As part of an ongoing effort to make content more accessible, LAM will be making select stories available to readers in Spanish.
Atlas Lab connects Mariposa County’s future to the native landscape.
By Katharine Logan
Sourberry, red willow, redbud, sedge: These are some of the plants native to the meadows and creek sides of Mariposa County, at the mouth of California’s Yosemite Valley, where for thousands of years the women of the Southern Sierra Miwuk Nation have woven them into baskets—for gathering food, for cradling infants high and safe while the women work, and for receiving babies as they’re born.
Most recently, Miwuk basketry is the focus of a public art installation helping to inform Sacramento-based Atlas Lab’s development of a Creative Placemaking Master Plan for Mariposa County. As a demonstration project to invite community input while broadening perceptions of the possibilities for public art, the temporary installation is located beside a footbridge crossing Mariposa Creek, where once-plentiful native plants are now struggling in a landscape transformed by settlement. “The strength we have as landscape architects is to reveal these hidden histories,” says Atlas Lab’s founder and principal Kimberly Garza, ASLA.
To produce the work on display, a tribal elder, Sandra Chapman, taught a circle of Miwuk women how to weave a receiving basket, handing on knowledge that her family has preserved through millennia. “To be in the tradition of weaving, you have to slow down a lot,” says Clay River, the managing director of the Miwuk Nation’s healing center and a participant in the weaving circle. “You have to let the plant tell you how to work with it.” Basket making requires knowledge of whether a plant is healthy, when and how to harvest it, and how much to take without taking too much. Then there’s the process of scraping off the leaves and prepping the bark—splitting and soaking it or wrapping it to dry—and waiting months for it to season, or, if it’s for use right away, knowing how long it can soak without rotting and when it’s malleable enough to work. That’s just building up to being able to sit to weave, which takes patience: “You’re pressing these tiny strips of bark in and out of these sourberry sticks,” River says, “and you have to be thoughtful of how the color is interweaving and how the material is reacting. It takes hours just to make a little bit.” The weavers fill the hours with their stories.
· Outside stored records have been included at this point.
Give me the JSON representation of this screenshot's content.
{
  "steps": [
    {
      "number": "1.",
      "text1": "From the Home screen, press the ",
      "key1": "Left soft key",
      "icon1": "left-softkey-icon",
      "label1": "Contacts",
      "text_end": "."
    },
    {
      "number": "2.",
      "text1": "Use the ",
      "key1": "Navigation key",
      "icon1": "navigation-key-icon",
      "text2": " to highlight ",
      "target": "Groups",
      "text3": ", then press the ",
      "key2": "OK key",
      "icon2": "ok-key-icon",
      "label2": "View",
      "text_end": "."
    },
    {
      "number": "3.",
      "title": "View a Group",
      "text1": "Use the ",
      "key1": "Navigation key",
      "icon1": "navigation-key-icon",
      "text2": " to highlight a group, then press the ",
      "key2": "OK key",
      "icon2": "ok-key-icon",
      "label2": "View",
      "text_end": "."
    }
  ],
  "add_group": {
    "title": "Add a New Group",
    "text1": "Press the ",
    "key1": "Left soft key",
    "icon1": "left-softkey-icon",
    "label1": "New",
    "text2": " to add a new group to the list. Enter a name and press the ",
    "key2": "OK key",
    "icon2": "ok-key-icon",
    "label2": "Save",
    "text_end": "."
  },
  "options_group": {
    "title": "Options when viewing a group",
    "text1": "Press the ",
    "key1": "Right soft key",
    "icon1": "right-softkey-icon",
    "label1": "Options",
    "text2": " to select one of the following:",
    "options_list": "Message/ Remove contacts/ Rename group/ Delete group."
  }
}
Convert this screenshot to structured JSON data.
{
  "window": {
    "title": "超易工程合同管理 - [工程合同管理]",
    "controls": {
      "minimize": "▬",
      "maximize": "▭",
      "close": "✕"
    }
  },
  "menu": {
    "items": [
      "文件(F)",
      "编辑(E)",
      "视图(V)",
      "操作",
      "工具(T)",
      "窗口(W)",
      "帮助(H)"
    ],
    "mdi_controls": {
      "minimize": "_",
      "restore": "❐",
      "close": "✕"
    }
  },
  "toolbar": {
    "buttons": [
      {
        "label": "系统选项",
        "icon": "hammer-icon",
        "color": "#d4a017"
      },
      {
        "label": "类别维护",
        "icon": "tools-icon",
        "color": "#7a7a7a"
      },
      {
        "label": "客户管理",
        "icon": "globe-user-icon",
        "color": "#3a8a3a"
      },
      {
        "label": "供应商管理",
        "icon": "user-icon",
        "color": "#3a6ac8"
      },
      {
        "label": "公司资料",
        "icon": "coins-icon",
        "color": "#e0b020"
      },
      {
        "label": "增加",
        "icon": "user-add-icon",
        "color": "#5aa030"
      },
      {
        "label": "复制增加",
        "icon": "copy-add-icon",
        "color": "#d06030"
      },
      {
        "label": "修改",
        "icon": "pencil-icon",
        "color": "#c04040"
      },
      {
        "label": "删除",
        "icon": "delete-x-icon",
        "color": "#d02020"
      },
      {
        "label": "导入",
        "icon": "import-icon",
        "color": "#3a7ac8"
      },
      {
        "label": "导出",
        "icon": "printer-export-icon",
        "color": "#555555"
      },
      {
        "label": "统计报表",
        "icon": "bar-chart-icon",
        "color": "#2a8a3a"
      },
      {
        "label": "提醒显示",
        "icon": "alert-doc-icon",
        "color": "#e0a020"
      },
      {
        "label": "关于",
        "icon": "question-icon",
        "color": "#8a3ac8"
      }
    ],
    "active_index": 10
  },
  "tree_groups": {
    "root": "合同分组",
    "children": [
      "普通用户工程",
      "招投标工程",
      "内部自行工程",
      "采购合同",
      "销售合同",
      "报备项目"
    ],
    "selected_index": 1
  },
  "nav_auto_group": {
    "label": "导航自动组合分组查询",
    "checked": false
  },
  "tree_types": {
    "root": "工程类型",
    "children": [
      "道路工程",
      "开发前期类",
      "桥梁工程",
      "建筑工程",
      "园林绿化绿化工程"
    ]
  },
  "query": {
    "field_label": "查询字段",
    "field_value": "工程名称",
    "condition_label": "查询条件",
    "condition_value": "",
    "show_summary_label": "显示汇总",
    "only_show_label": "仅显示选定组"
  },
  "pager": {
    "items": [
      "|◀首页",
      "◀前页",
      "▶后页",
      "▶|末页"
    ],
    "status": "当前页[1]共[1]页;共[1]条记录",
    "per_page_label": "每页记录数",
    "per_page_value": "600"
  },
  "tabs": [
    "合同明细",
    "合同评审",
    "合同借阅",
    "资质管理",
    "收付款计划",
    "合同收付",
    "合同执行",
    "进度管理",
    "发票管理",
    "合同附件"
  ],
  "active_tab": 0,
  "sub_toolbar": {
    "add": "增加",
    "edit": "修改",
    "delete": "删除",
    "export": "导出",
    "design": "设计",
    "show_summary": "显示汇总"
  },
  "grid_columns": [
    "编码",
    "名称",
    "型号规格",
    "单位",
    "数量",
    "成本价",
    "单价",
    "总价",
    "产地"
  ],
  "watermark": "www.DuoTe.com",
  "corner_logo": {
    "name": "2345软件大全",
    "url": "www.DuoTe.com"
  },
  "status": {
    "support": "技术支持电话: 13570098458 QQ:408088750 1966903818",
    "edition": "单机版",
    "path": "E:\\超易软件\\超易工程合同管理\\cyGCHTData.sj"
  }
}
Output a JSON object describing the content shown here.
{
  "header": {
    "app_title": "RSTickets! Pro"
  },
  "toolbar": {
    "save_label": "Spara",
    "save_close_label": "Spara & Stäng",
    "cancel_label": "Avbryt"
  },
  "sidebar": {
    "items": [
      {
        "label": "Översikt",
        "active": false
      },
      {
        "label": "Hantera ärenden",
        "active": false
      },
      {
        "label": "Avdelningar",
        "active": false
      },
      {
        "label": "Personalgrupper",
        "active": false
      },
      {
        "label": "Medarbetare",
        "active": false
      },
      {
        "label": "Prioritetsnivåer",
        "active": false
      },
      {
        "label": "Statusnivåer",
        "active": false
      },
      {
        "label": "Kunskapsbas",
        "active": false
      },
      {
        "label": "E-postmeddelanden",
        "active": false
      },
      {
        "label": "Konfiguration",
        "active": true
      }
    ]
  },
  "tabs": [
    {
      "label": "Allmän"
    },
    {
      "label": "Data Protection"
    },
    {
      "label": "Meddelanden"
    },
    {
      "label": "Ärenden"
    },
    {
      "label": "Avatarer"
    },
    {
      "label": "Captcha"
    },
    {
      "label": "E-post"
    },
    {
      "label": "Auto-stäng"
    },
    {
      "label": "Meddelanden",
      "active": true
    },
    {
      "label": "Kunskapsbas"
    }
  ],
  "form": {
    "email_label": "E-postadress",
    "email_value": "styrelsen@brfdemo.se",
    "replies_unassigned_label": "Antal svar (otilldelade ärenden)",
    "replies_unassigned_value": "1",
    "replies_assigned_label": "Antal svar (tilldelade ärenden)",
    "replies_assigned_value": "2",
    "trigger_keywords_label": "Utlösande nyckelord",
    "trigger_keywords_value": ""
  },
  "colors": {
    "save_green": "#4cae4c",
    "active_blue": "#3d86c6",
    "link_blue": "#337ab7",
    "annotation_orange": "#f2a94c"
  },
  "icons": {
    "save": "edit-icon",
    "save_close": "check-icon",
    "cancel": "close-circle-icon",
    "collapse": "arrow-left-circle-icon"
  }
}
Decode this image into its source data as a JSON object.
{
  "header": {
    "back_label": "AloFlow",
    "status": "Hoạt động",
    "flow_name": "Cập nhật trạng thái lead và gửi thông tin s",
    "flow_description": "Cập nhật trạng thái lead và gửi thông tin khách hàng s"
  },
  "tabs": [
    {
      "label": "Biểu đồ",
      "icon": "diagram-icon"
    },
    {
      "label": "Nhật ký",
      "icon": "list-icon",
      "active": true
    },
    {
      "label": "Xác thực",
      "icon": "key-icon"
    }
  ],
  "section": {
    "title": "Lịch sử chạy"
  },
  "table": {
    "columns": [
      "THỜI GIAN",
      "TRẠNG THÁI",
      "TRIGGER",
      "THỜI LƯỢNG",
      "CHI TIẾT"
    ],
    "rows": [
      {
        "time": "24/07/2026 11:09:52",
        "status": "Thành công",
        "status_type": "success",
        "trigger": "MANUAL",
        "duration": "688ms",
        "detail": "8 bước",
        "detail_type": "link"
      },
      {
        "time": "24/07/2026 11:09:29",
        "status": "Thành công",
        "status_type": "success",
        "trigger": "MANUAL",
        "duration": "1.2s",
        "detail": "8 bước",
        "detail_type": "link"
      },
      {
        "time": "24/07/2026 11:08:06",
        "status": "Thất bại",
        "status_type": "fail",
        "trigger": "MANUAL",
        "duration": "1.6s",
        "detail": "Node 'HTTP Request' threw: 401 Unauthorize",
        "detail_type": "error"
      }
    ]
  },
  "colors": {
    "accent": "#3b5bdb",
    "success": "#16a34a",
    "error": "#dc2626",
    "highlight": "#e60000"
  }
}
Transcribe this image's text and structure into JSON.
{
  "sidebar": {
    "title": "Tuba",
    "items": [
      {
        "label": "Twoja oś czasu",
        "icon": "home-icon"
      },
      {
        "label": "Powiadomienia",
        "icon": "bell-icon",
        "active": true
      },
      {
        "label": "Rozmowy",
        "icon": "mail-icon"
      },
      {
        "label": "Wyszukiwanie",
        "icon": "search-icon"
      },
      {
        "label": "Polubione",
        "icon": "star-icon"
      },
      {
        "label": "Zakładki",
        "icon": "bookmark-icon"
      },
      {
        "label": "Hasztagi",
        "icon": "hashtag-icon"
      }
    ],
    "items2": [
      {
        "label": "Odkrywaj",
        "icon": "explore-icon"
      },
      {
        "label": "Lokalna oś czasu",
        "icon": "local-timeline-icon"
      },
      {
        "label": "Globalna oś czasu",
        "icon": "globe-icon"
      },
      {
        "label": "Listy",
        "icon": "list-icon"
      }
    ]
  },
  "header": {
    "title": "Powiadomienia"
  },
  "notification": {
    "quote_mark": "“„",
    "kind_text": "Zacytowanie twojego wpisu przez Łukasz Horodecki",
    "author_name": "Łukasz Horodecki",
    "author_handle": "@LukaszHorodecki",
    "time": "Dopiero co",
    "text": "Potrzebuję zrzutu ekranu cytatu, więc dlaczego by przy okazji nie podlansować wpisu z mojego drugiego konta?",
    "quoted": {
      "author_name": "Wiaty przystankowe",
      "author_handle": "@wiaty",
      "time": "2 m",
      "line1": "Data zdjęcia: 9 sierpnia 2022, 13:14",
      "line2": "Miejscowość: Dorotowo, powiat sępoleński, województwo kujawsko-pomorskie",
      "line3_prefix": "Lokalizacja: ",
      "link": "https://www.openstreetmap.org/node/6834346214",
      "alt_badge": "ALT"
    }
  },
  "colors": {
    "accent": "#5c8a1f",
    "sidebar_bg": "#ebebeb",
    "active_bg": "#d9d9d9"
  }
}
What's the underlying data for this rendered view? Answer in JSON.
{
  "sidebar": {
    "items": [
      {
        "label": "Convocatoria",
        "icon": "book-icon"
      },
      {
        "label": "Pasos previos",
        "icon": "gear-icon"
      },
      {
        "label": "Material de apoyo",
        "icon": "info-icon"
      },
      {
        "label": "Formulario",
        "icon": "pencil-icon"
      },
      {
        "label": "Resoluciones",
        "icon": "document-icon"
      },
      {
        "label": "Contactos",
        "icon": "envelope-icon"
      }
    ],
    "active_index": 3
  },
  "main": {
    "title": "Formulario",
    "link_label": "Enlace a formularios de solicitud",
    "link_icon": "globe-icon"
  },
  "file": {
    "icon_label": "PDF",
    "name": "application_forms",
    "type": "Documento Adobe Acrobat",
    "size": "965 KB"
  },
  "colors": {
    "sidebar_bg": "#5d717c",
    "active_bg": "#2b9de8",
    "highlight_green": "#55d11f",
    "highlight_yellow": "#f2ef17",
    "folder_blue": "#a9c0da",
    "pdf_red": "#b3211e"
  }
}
“The baskets are an expression of our local sense of place, heritage, and identity,” says Mikey Goralnik, ASLA, a planner with Mariposa County. With Ah-Lo’-Mah’ (Miwuk for “basket”) as the first in what will be a series of placemaking installations, “we’re trying to expand the way people think about our history and the events that make this a special place,” he says.
Katharine Logan is an award-winning writer on environmental design, sustainability, and well-being.